Nat had this terrific lyrical sense, which later gave him the wonderful vocal style that he had. Plus the terrific swing. You know, just a marvellous feeling of time. And taste. His taste was so great; he played so economically, and so beautifully. I'll always remember his record of "Body And Soul" with the trio. The improvisation of his chorus on that was like a little masterpiece. It was put together, the ideas following one another, unlike any jazz that I'd ever heard before. Because he used one idea throughout the whole chorus, in sequence, shifting around and everything. He just was a hell of a jazz pianist.

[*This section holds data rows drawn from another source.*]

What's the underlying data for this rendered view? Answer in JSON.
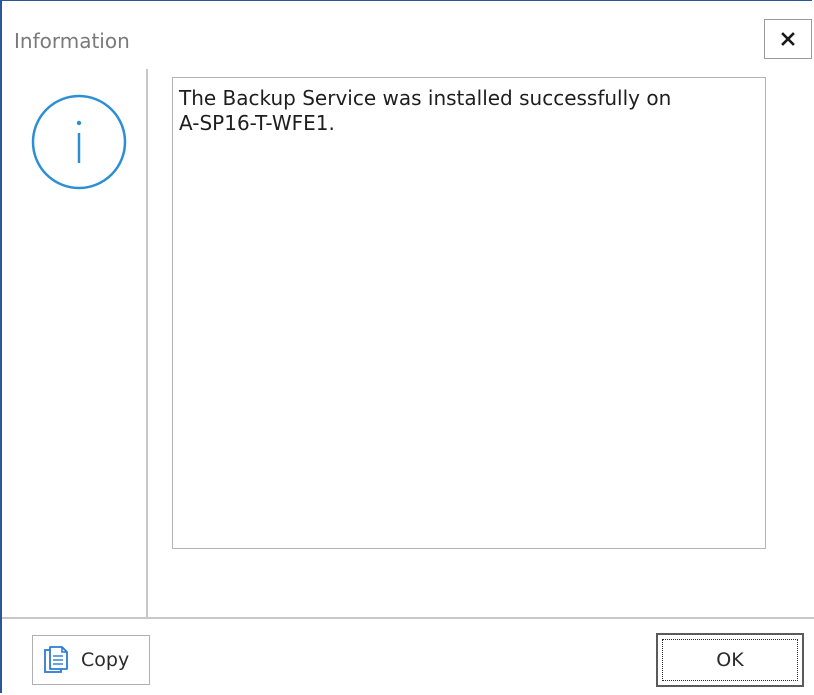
{
  "dialog": {
    "title": "Information",
    "message": "The Backup Service was installed successfully on\nA-SP16-T-WFE1.",
    "icon": "info-circle-icon",
    "accent_color": "#2b8fd6"
  },
  "buttons": {
    "copy_label": "Copy",
    "ok_label": "OK"
  }
}
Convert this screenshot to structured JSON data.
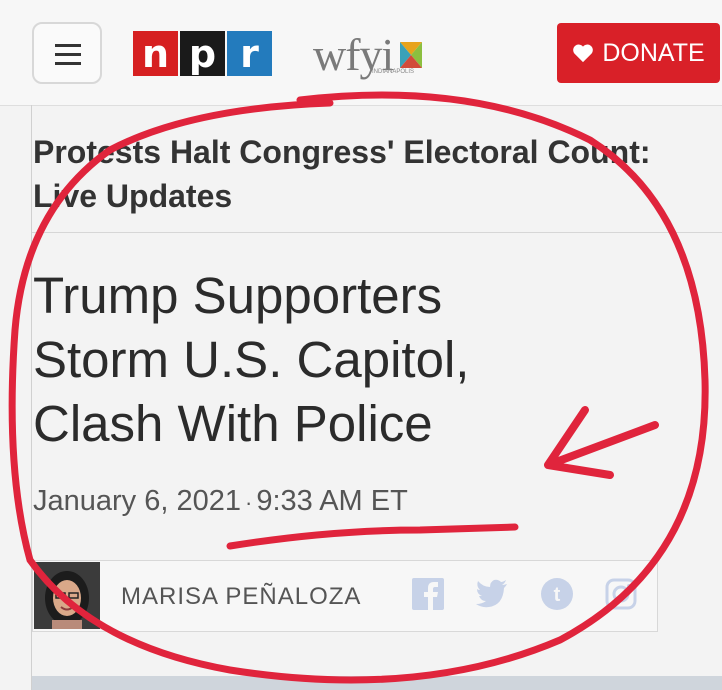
{
  "header": {
    "logo_npr": [
      "n",
      "p",
      "r"
    ],
    "logo_npr_colors": [
      "#d62021",
      "#1a1a1a",
      "#237bbd"
    ],
    "logo_station": "wfyi",
    "station_sub": "INDIANAPOLIS",
    "donate_label": "DONATE",
    "accent": "#d92028"
  },
  "article": {
    "top_story": "Protests Halt Congress' Electoral Count: Live Updates",
    "headline_lines": [
      "Trump Supporters",
      "Storm U.S. Capitol,",
      "Clash With Police"
    ],
    "date": "January 6, 2021",
    "separator": "·",
    "time": "9:33 AM ET",
    "author": "MARISA PEÑALOZA"
  },
  "social_icons": [
    "facebook-icon",
    "twitter-icon",
    "tumblr-icon",
    "instagram-icon"
  ]
}
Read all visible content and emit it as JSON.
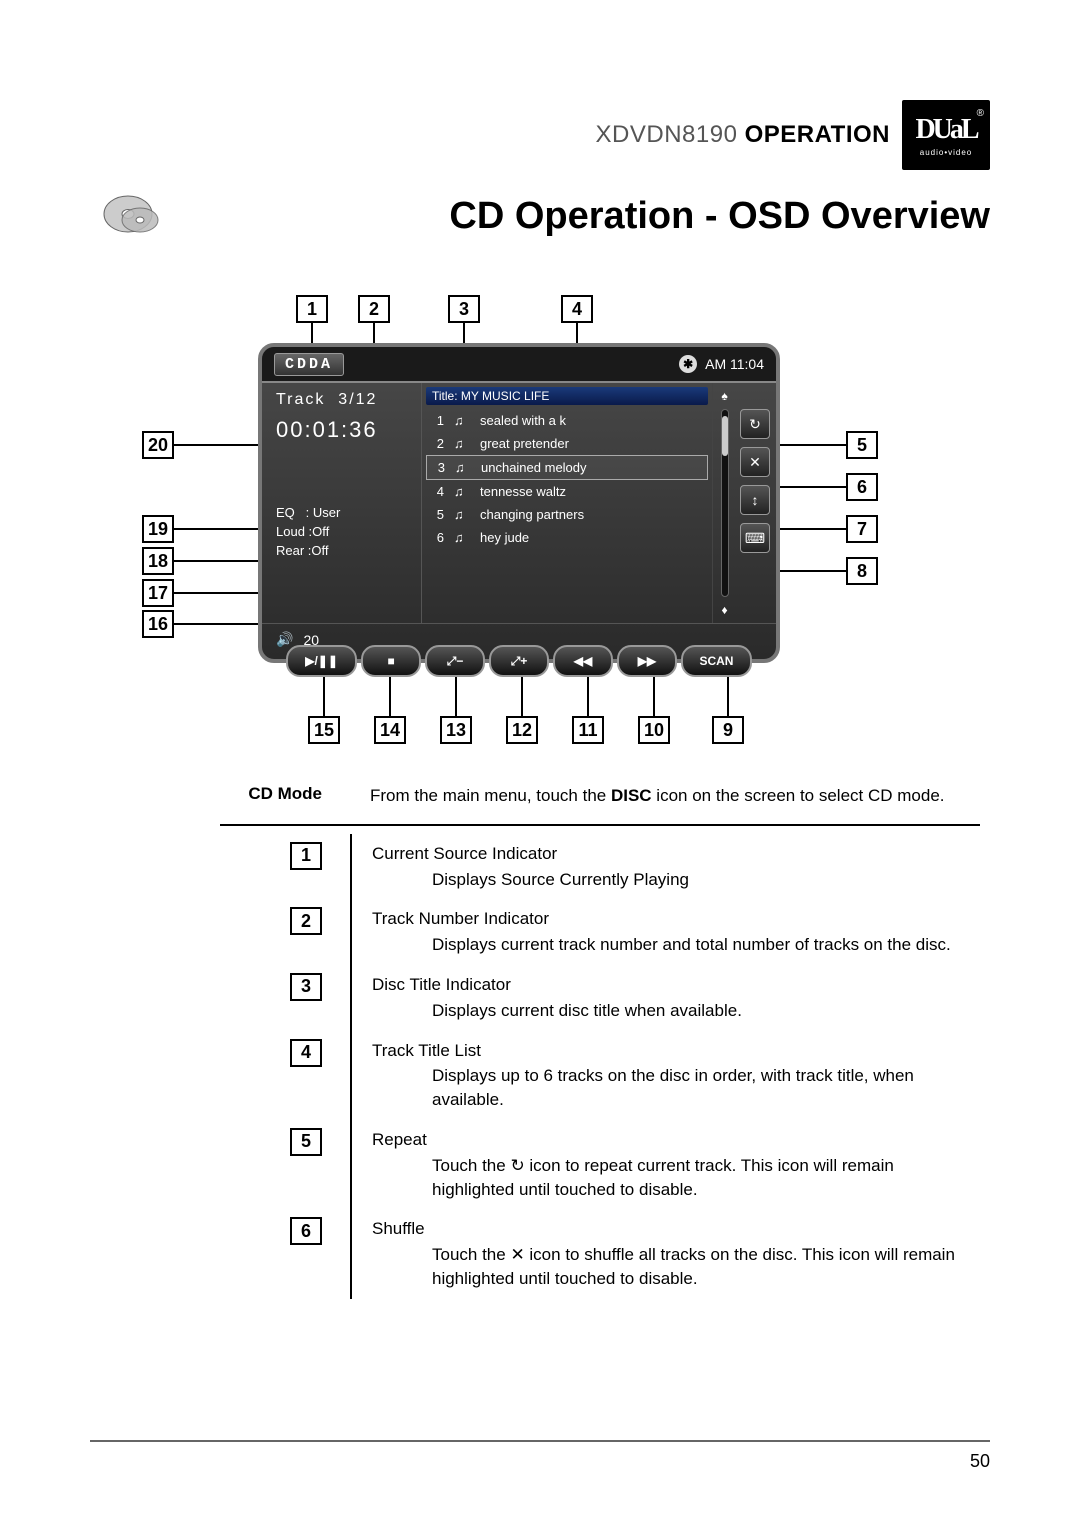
{
  "header": {
    "model": "XDVDN8190",
    "section": "OPERATION",
    "logo_top": "DUaL",
    "logo_bot": "audio•video"
  },
  "title": "CD Operation - OSD Overview",
  "page_number": "50",
  "screen": {
    "source": "CDDA",
    "clock": "AM 11:04",
    "track_indicator_label": "Track",
    "track_indicator_value": "3/12",
    "time": "00:01:36",
    "title_label": "Title:",
    "disc_title": "MY  MUSIC LIFE",
    "eq_label": "EQ",
    "eq_value": ": User",
    "loud_label": "Loud :",
    "loud_value": "Off",
    "rear_label": "Rear :",
    "rear_value": "Off",
    "volume": "20",
    "tracks": [
      {
        "n": "1",
        "title": "sealed with a k"
      },
      {
        "n": "2",
        "title": "great pretender"
      },
      {
        "n": "3",
        "title": "unchained melody"
      },
      {
        "n": "4",
        "title": "tennesse waltz"
      },
      {
        "n": "5",
        "title": "changing partners"
      },
      {
        "n": "6",
        "title": "hey jude"
      }
    ],
    "selected_index": 2,
    "side_buttons": {
      "repeat": "↻",
      "shuffle": "✕",
      "dir": "↕",
      "keyboard": "⌨"
    },
    "controls": {
      "playpause": "▶/❚❚",
      "stop": "■",
      "zoom_out": "⤢−",
      "zoom_in": "⤢+",
      "prev": "◀◀",
      "next": "▶▶",
      "scan": "SCAN"
    }
  },
  "callouts": {
    "top": [
      "1",
      "2",
      "3",
      "4"
    ],
    "right": [
      "5",
      "6",
      "7",
      "8"
    ],
    "left": [
      "20",
      "19",
      "18",
      "17",
      "16"
    ],
    "bottom": [
      "15",
      "14",
      "13",
      "12",
      "11",
      "10",
      "9"
    ]
  },
  "desc": {
    "cd_mode_label": "CD Mode",
    "cd_mode_text_pre": "From the main menu, touch the ",
    "cd_mode_text_bold": "DISC",
    "cd_mode_text_post": " icon on the screen to select CD mode.",
    "items": [
      {
        "n": "1",
        "head": "Current Source Indicator",
        "sub": "Displays Source Currently Playing"
      },
      {
        "n": "2",
        "head": "Track Number Indicator",
        "sub": "Displays current track number and total number of tracks on the disc."
      },
      {
        "n": "3",
        "head": "Disc Title Indicator",
        "sub": "Displays current disc title when available."
      },
      {
        "n": "4",
        "head": "Track Title List",
        "sub": "Displays up to 6 tracks on the disc in order, with track title, when available."
      },
      {
        "n": "5",
        "head": "Repeat",
        "sub": "Touch the ↻ icon to repeat current track. This icon will remain highlighted until touched to disable."
      },
      {
        "n": "6",
        "head": "Shuffle",
        "sub": "Touch the ✕ icon to shuffle all tracks on the disc. This icon will remain highlighted until touched to disable."
      }
    ]
  }
}
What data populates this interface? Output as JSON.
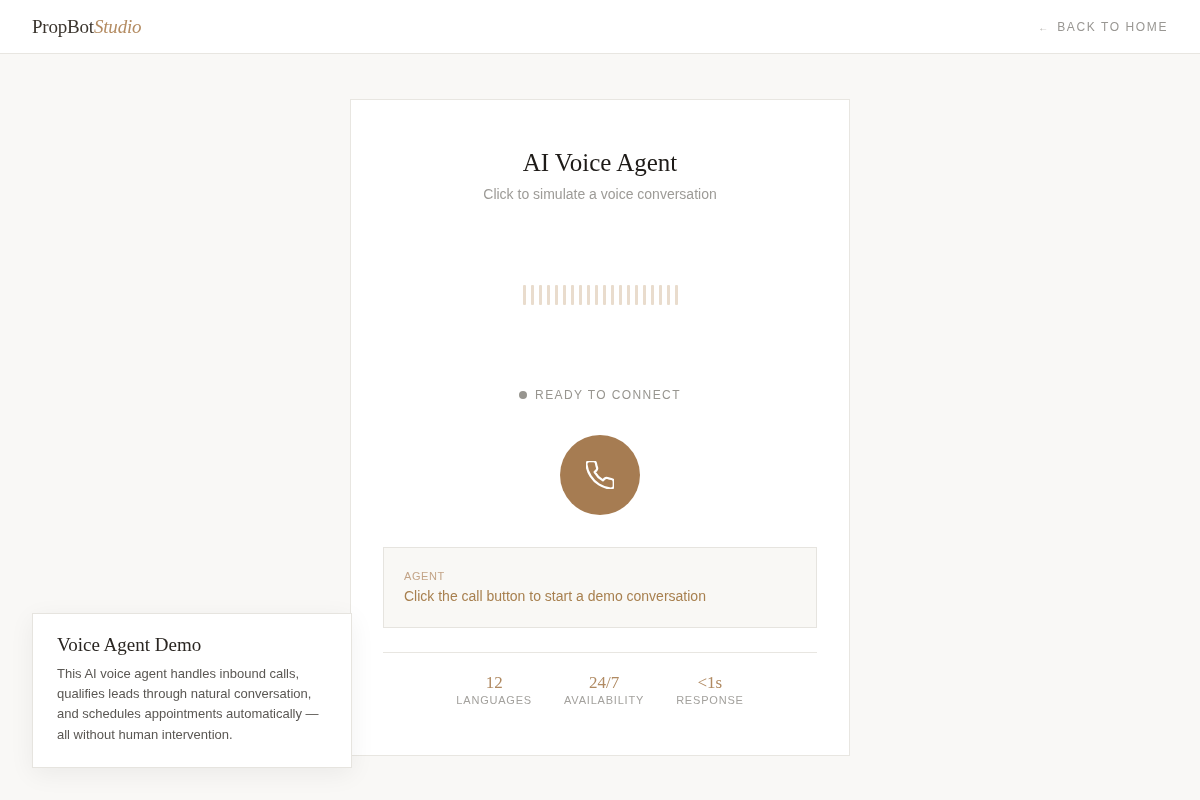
{
  "header": {
    "logo": {
      "name": "PropBot",
      "suffix": "Studio"
    },
    "back_link": {
      "arrow": "←",
      "label": "BACK TO HOME"
    }
  },
  "agent_card": {
    "title": "AI Voice Agent",
    "subtitle": "Click to simulate a voice conversation",
    "status": {
      "label": "READY TO CONNECT",
      "connected": false
    },
    "transcript": {
      "speaker": "AGENT",
      "message": "Click the call button to start a demo conversation"
    },
    "stats": [
      {
        "value": "12",
        "label": "LANGUAGES"
      },
      {
        "value": "24/7",
        "label": "AVAILABILITY"
      },
      {
        "value": "<1s",
        "label": "RESPONSE"
      }
    ]
  },
  "info_panel": {
    "title": "Voice Agent Demo",
    "body": "This AI voice agent handles inbound calls, qualifies leads through natural conversation, and schedules appointments automatically — all without human intervention."
  }
}
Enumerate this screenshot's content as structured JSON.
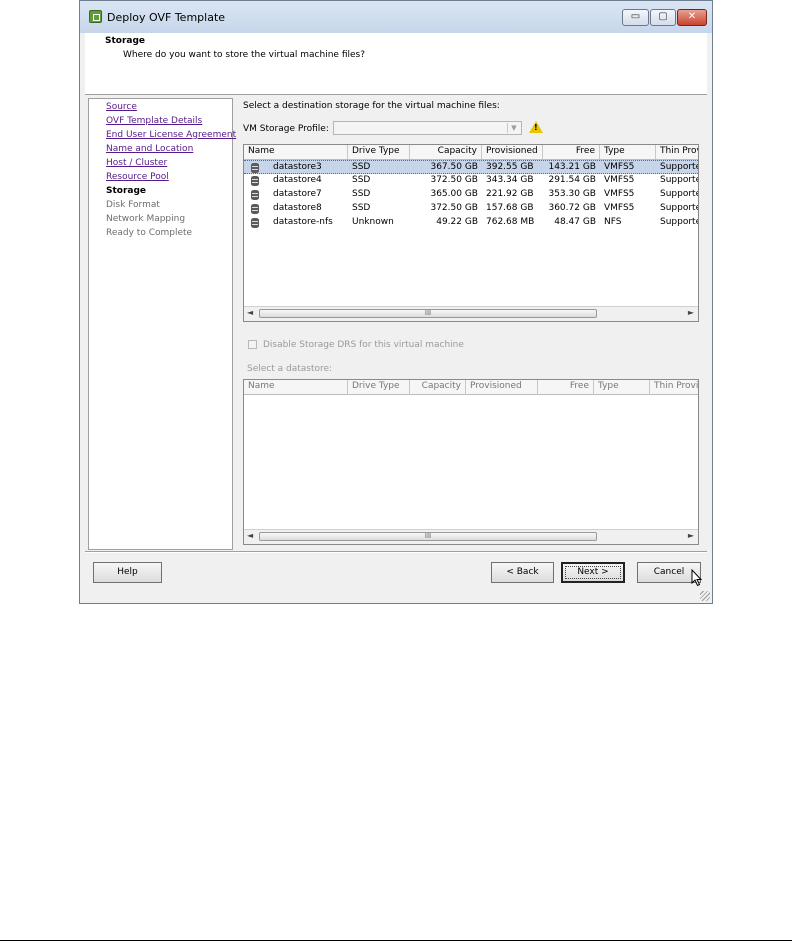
{
  "window": {
    "title": "Deploy OVF Template",
    "controls": {
      "minimize": "▭",
      "maximize": "▢",
      "close": "✕"
    }
  },
  "header": {
    "title": "Storage",
    "subtitle": "Where do you want to store the virtual machine files?"
  },
  "steps": [
    {
      "label": "Source",
      "state": "done"
    },
    {
      "label": "OVF Template Details",
      "state": "done"
    },
    {
      "label": "End User License Agreement",
      "state": "done"
    },
    {
      "label": "Name and Location",
      "state": "done"
    },
    {
      "label": "Host / Cluster",
      "state": "done"
    },
    {
      "label": "Resource Pool",
      "state": "done"
    },
    {
      "label": "Storage",
      "state": "current"
    },
    {
      "label": "Disk Format",
      "state": "pending"
    },
    {
      "label": "Network Mapping",
      "state": "pending"
    },
    {
      "label": "Ready to Complete",
      "state": "pending"
    }
  ],
  "main": {
    "prompt": "Select a destination storage for the virtual machine files:",
    "vm_profile_label": "VM Storage Profile:",
    "vm_profile_value": "",
    "columns": [
      "Name",
      "Drive Type",
      "Capacity",
      "Provisioned",
      "Free",
      "Type",
      "Thin Prov"
    ],
    "rows": [
      [
        "datastore3",
        "SSD",
        "367.50 GB",
        "392.55 GB",
        "143.21 GB",
        "VMFS5",
        "Supporte"
      ],
      [
        "datastore4",
        "SSD",
        "372.50 GB",
        "343.34 GB",
        "291.54 GB",
        "VMFS5",
        "Supporte"
      ],
      [
        "datastore7",
        "SSD",
        "365.00 GB",
        "221.92 GB",
        "353.30 GB",
        "VMFS5",
        "Supporte"
      ],
      [
        "datastore8",
        "SSD",
        "372.50 GB",
        "157.68 GB",
        "360.72 GB",
        "VMFS5",
        "Supporte"
      ],
      [
        "datastore-nfs",
        "Unknown",
        "49.22 GB",
        "762.68 MB",
        "48.47 GB",
        "NFS",
        "Supporte"
      ]
    ],
    "selected_row": 0,
    "scroll_thumb_label": "III",
    "disable_drs_label": "Disable Storage DRS for this virtual machine",
    "select_datastore_label": "Select a datastore:",
    "lower_columns": [
      "Name",
      "Drive Type",
      "Capacity",
      "Provisioned",
      "Free",
      "Type",
      "Thin Provi"
    ]
  },
  "buttons": {
    "help": "Help",
    "back": "< Back",
    "next": "Next >",
    "cancel": "Cancel"
  }
}
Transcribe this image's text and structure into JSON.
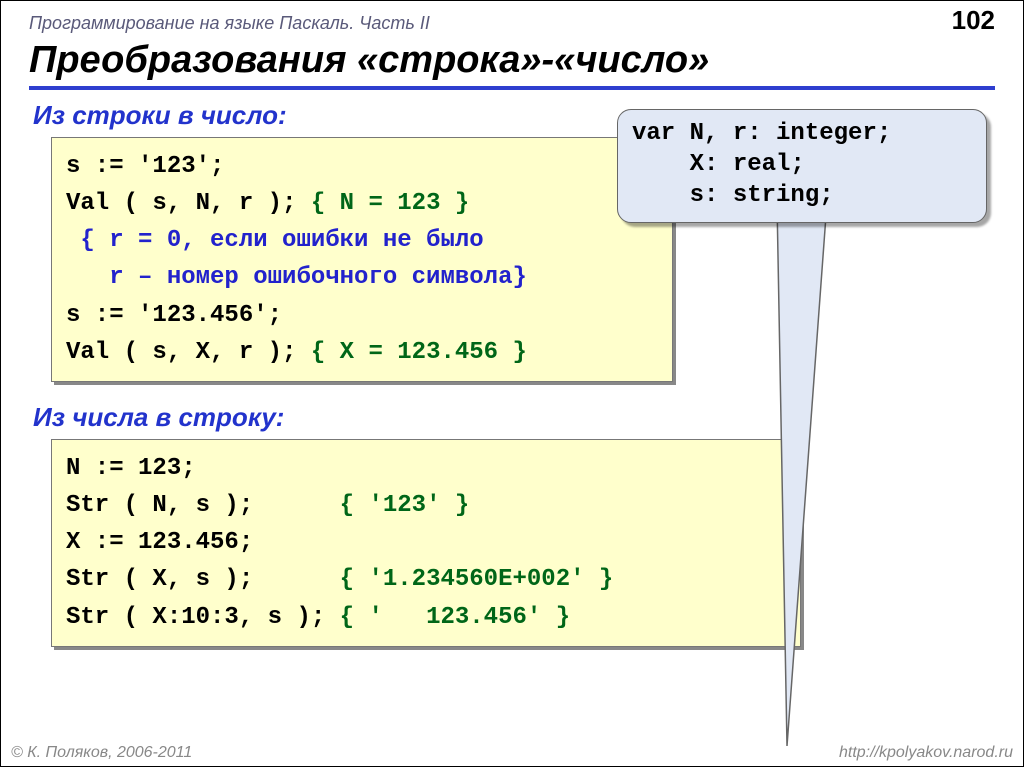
{
  "header": {
    "course": "Программирование на языке Паскаль. Часть II",
    "page_number": "102"
  },
  "title": "Преобразования «строка»-«число»",
  "section1_title": "Из строки в число:",
  "code1": {
    "l1": "s := '123';",
    "l2a": "Val ( s, N, r ); ",
    "l2b": "{ N = 123 }",
    "l3": " { r = 0, если ошибки не было",
    "l4": "   r – номер ошибочного символа}",
    "l5": "s := '123.456';",
    "l6a": "Val ( s, X, r ); ",
    "l6b": "{ X = 123.456 }"
  },
  "section2_title": "Из числа в строку:",
  "code2": {
    "l1": "N := 123;",
    "l2a": "Str ( N, s );      ",
    "l2b": "{ '123' }",
    "l3": "X := 123.456;",
    "l4a": "Str ( X, s );      ",
    "l4b": "{ '1.234560E+002' }",
    "l5a": "Str ( X:10:3, s ); ",
    "l5b": "{ '   123.456' }"
  },
  "callout": {
    "l1": "var N, r: integer;",
    "l2": "    X: real;",
    "l3": "    s: string;"
  },
  "footer": {
    "copyright": "© К. Поляков, 2006-2011",
    "url": "http://kpolyakov.narod.ru"
  }
}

When I got out of college, I went right on the road with Herbie Fields' band. Before my senior year in college, during the summer, I'd worked a little with Mundell Lowe and Red Mitchell in New York. I was looking to get away from home, and to get on with my business of playing. Tony Scott called me in New Jersey from New York, and said something like: "You wouldn't want to go with Herbie Fields, would you?" I said: "Yes".
So I did, and that was a seven- piece band that was modelled after Lionel Hampton's big band. He used the same format: the "Flying Home" flag- wavers, all the very hard, loud- type tunes; he was quite successful with it. Not many people are aware of it, but he had many many outstanding musicians go through that band, such as Tiny Kahn; Max Bennett, Doug Mettome, Jimmy Nottingham, Bobby Burgess, Frank Rosolino. He had Stan Getz in his big band at one time.
Anyhow, I was on the road with Herbie for about seven months, and was drafted right off the bandstand into the army. However, I enlisted to be sure I got into a band— and had to serve an extra year as a result. I was stationed near Chicago. On my release from the army I went home for about a year, played around Jersey for a while, and sort of got myself together a little bit. I moved to New York the next Spring, to make it or break it in jazz.
Copyright © 1969, Les Tomkins. All Rights Reserved